Entrepreneur Series: Ryan Hughes


Starting any venture is difficult but starting one in a highly established and highly specialized industry dealing with other people’s life savings can be even more daunting.  We are proud and excited to introduce you to Ryan Hughes.

Ryan Hughes is the Founder/CEO of Bull Oak Capital.  Established in 2014, Bull Oak Capital is a firm that provides financial planning and investment management services to clients locally in Southern California and across the U.S.  Ryan brings over ten years of experience to his clients, including two deployments onboard the USS Jarrett with the US Navy and experience with firms Merrill Lynch and Morgan Stanley. Ryan has been running his own show for the last four years, and we’re excited to share his experience and guidance with you!


When did you start your own thing?

I’ve always wanted to start my own company, but I never felt that I was ready until I attended UCLA Anderson. I seriously started to consider it in 2012 when I began to write a business plan. I officially launched Bull Oak Capital in January 2014.

Do you still have a separate full-time/side job?

No. Some people can start and run a business on the evenings and the weekends, but I could never take this approach. I knew I had to be fully committed for Bull Oak Capital to work. It required 100% of my attention.

How did you know you wanted to do your own thing?

When I began to dread my 9-to-5 job. I found myself nit-picking all of these mistakes my corporate job was making. Then I realized that I could do a better job if I were to start my own firm. The question then became whether or not I could start a firm that had a competitive advantage. This is when I decided to attend UCLA, which I believed could help me find one.  

What was the hardest thing you faced to get up and running?

To keep the faith when I didn’t immediately hit my sales goals. I was a bit optimistic and naive when I launched Bull Oak Capital. I thought I would be able to generate sales at much faster rate than other startups. I was wrong. I believed in myself, but it took quite a bit more effort to convince others to believe in me.

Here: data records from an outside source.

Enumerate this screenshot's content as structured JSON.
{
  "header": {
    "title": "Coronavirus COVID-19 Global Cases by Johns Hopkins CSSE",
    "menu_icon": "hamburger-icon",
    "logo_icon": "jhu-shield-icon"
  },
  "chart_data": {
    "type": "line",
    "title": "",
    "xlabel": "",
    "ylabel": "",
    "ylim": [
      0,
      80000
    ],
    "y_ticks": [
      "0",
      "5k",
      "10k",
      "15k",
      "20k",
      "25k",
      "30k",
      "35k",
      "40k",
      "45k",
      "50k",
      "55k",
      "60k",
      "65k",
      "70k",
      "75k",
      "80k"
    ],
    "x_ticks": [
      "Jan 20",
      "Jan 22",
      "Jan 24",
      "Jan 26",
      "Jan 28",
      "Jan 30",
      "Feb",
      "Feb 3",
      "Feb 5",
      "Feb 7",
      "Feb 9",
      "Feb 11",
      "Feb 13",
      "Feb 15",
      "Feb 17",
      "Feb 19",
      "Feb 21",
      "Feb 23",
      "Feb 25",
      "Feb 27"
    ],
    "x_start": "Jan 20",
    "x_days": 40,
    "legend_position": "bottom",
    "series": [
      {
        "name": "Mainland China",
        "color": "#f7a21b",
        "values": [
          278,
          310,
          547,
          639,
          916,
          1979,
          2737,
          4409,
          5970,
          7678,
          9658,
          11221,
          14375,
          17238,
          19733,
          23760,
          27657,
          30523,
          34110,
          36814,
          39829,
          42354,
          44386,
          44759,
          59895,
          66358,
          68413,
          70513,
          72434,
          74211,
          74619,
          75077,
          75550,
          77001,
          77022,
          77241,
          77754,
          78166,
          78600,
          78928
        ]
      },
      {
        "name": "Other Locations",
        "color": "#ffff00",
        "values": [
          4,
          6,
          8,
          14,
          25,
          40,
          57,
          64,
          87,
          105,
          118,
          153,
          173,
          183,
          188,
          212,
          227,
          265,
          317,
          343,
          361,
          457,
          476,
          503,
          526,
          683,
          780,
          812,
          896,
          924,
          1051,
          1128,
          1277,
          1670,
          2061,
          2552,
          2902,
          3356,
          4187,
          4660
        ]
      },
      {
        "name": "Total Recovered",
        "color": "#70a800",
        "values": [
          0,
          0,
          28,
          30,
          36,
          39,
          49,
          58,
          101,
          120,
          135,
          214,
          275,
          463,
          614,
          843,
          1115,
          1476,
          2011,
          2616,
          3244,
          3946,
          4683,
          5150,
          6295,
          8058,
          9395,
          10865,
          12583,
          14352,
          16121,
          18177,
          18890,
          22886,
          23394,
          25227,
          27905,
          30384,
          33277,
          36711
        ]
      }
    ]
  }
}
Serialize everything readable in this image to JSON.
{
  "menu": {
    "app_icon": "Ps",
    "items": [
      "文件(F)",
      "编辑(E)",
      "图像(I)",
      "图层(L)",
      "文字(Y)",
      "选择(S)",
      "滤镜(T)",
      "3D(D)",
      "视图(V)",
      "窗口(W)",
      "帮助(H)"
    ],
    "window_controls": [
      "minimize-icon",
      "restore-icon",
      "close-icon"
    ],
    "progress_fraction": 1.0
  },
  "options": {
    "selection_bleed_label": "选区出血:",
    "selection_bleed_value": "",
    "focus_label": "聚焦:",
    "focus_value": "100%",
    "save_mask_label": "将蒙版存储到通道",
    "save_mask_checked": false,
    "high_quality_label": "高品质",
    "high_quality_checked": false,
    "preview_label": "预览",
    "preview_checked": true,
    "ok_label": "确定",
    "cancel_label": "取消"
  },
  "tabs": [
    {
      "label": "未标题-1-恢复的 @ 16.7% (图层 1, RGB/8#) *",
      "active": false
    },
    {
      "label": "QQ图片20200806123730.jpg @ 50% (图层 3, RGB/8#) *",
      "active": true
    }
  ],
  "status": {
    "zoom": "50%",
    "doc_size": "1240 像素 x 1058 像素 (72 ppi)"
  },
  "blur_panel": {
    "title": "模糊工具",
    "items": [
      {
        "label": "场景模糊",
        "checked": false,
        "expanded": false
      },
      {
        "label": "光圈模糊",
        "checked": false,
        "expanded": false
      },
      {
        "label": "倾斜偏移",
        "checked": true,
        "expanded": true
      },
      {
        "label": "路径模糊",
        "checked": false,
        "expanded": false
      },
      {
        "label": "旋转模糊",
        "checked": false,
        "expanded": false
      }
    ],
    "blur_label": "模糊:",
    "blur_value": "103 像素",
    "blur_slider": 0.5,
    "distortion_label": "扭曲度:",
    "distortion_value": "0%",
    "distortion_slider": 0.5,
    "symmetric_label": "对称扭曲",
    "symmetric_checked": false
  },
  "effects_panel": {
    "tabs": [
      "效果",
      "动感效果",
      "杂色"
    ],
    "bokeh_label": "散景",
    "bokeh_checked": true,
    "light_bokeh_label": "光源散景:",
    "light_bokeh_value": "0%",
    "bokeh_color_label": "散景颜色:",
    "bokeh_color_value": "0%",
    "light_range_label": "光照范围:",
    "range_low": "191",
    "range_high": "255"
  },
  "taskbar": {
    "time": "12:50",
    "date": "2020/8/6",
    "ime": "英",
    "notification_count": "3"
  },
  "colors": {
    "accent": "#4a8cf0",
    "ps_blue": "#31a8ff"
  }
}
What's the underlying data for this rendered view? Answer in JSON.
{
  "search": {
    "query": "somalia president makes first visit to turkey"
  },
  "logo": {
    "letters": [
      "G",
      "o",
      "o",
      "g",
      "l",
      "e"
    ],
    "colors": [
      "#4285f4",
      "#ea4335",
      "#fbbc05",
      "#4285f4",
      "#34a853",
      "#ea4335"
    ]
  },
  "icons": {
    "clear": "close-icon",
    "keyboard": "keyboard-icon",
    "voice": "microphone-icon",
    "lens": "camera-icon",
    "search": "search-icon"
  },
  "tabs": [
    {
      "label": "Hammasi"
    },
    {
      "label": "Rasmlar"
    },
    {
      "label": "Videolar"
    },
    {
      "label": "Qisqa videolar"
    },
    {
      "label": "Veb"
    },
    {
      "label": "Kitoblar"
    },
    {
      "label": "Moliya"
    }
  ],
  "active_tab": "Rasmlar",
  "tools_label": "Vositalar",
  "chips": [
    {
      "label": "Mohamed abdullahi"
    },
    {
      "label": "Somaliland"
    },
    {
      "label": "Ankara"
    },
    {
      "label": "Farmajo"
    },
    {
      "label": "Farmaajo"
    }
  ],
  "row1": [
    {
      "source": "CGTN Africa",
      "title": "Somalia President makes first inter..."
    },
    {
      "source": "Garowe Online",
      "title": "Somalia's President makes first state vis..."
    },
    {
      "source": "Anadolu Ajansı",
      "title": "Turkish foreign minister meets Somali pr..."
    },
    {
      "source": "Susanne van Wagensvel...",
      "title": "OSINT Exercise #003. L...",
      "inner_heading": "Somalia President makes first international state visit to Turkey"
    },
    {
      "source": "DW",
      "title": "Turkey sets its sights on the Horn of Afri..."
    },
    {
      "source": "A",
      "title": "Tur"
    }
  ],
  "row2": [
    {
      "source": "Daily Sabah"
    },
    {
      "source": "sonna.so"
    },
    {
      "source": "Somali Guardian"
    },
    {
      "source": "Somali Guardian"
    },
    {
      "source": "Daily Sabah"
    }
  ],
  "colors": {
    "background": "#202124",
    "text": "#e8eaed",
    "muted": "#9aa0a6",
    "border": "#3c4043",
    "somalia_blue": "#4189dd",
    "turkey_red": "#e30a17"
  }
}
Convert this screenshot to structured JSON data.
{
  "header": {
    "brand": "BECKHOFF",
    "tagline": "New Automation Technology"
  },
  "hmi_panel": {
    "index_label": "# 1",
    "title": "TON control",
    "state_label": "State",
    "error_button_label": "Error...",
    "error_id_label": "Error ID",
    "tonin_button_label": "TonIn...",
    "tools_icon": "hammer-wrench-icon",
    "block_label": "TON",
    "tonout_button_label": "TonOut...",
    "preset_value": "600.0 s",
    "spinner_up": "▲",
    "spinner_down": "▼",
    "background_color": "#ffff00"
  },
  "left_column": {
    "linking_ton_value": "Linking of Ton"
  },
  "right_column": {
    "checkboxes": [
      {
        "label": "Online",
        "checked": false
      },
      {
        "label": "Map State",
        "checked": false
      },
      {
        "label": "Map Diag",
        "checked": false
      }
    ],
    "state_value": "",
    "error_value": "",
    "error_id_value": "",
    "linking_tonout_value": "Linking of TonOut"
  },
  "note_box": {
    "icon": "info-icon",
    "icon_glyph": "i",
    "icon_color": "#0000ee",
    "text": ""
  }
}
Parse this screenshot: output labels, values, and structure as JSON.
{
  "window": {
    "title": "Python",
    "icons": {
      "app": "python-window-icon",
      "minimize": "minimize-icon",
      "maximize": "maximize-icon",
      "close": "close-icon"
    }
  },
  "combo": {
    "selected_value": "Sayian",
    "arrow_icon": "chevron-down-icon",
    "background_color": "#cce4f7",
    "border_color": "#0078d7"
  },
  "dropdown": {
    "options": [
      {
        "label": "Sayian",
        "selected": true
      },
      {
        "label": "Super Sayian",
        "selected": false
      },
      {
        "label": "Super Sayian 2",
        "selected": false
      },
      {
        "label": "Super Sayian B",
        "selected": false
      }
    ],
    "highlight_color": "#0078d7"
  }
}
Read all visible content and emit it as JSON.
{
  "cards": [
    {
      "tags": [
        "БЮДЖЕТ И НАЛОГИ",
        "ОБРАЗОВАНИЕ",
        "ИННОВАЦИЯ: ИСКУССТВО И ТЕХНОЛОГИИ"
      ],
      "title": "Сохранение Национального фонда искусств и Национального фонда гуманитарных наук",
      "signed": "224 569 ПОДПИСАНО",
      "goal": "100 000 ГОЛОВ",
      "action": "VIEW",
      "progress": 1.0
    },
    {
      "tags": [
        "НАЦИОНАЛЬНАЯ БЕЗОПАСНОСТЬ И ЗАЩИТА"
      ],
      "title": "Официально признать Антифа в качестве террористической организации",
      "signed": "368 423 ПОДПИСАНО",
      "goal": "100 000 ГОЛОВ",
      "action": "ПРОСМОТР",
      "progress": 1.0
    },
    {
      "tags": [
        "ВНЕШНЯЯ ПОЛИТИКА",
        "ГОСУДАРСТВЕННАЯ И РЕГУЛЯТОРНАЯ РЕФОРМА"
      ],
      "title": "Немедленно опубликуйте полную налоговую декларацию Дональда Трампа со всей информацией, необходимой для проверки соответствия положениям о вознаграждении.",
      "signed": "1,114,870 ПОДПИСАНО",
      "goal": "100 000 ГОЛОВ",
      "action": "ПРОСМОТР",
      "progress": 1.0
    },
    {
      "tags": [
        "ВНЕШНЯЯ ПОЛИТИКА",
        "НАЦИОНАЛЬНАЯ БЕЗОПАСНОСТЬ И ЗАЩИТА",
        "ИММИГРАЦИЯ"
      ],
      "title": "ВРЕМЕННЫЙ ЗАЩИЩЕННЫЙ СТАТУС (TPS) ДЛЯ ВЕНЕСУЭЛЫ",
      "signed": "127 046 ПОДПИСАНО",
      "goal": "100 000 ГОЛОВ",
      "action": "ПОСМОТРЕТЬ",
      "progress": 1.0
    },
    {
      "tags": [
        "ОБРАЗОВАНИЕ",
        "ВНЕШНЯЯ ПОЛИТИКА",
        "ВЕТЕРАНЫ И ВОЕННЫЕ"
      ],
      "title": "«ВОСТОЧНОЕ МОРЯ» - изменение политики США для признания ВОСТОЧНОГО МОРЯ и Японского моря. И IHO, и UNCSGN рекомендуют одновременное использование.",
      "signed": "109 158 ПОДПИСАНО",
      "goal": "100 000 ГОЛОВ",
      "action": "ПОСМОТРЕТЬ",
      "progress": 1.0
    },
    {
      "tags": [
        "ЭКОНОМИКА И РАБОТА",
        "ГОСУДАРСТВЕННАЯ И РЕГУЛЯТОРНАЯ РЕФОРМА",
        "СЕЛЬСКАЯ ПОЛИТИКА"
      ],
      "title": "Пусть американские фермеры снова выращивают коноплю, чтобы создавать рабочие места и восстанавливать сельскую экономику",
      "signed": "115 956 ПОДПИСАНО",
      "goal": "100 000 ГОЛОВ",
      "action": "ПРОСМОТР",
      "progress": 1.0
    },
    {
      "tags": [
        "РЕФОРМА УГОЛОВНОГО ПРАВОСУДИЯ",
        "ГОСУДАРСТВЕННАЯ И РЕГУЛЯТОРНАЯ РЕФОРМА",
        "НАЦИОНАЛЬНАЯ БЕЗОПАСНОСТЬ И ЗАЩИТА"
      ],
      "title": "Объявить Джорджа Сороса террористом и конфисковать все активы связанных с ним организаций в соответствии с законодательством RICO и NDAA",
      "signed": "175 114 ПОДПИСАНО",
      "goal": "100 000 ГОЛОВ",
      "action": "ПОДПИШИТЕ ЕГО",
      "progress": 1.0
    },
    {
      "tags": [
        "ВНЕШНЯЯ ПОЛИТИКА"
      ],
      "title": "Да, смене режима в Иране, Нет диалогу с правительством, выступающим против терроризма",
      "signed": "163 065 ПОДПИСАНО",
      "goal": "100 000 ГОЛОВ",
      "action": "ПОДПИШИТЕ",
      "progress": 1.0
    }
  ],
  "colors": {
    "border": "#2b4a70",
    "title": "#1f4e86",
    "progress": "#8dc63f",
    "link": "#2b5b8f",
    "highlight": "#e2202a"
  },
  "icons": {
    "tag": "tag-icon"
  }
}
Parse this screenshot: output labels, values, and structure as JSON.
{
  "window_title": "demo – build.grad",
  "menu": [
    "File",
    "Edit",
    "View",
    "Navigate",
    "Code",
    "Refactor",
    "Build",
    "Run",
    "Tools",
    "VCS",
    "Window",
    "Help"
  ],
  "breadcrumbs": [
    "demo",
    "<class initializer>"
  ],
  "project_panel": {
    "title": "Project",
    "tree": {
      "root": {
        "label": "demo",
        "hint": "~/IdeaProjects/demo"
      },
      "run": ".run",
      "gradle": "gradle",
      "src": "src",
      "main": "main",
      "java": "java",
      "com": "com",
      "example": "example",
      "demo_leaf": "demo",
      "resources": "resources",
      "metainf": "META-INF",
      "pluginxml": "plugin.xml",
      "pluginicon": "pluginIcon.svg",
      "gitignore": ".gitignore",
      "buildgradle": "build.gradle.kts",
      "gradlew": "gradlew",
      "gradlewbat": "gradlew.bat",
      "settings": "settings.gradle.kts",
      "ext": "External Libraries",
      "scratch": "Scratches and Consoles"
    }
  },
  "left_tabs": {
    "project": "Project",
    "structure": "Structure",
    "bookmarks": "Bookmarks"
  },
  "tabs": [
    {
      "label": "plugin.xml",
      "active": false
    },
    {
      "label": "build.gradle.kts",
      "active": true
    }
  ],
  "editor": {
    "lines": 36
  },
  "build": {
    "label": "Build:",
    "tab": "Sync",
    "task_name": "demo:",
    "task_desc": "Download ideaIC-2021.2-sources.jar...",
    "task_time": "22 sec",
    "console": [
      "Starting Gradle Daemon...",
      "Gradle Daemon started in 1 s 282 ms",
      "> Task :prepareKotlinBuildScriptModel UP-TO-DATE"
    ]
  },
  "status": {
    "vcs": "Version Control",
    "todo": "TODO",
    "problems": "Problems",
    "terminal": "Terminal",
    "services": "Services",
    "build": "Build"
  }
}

What has been critical to your success and ability to keep going thus far?

Being relentless. I’ve always kept Babe Ruth’s quote in mind: It’s hard to beat a person who never gives up.”

What has been most surprising about the process?

Operations Management. I dreaded this course while at UCLA Anderson, but it really has served me well. Now that I run my own firm, I am all about creating processes and streamlining the workflow. It is critical to reduce errors and oversights, especially when you are dealing with people’s life savings.

What’s been the best thing about it?

I love the competitive nature of running your own company. It truly is the wild west out there. I get a thrill when trying to outsmart the competition.

What advice do you have to someone who is thinking about starting their own thing or struggling to continue?

If your product or service truly does bring value to the end user, and if you believe in yourself, then do it! Starting your own firm is difficult, but it truly is rewarding, especially at the self-actualization level.

Any regrets, wishes, redos?

It is easy to wish for a redo, especially as an individual grows over time. However, I am who I am today because of previous stumbles. I’ve learned from those mistakes and I am a better individual as a result. So no. No regrets!

What’s next for you?

I am gearing up for a massive marketing campaign, which will require hiring talented individuals. Coordinating this is going to be difficult, but if I can do this right, it should allow me to expand the firm’s reach.

Any finance tips for new grads in general?

Your biggest asset is time. Don’t waste it. If you are thinking about launching a venture, do it! Double down and go for it. If you’re successful, it will likely change your life for the better. If you fail, it is an invaluable life lesson that you can take with you no matter what you choose to do in life (remember, those failures make you a better person). In either case, you will be a better person for it.